(Excerpted data)
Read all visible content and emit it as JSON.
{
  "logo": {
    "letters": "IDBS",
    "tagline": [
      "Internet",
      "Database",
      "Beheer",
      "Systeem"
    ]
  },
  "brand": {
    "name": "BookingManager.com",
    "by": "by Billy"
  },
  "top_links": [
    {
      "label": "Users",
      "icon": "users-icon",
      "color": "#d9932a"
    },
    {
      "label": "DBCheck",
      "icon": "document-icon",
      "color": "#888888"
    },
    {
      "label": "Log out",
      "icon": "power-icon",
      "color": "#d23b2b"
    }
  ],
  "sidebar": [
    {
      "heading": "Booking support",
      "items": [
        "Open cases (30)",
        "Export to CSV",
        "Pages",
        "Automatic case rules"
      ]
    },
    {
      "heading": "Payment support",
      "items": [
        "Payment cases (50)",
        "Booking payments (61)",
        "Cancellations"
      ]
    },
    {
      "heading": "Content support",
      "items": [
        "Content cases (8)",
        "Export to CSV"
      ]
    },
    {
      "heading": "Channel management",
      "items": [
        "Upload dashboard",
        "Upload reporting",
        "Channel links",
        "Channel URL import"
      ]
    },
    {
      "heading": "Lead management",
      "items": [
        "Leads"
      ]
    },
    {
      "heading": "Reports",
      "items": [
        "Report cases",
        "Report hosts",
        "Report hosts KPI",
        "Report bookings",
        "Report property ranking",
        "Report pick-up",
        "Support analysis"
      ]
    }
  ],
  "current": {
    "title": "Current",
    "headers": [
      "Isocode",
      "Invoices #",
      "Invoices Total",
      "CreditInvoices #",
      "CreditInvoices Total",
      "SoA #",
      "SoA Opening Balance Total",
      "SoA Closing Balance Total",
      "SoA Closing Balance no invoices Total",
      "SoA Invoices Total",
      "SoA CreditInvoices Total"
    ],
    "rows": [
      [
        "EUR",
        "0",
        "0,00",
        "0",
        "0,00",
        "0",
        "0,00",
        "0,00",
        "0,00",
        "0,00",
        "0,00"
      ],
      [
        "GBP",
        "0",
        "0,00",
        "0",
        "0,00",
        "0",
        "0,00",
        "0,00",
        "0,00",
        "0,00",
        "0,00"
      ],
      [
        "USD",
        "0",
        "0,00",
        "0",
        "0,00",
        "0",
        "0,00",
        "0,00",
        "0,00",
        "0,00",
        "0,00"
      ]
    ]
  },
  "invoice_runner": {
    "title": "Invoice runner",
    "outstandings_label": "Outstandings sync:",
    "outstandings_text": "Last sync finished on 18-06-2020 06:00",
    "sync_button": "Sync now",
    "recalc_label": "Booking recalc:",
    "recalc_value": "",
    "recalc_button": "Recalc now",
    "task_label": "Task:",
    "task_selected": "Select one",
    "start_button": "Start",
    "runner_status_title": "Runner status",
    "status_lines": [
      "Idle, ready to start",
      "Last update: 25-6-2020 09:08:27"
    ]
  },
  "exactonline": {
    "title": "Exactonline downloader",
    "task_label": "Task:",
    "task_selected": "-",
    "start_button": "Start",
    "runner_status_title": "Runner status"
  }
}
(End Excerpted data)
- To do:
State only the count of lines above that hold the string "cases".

- The answer:
4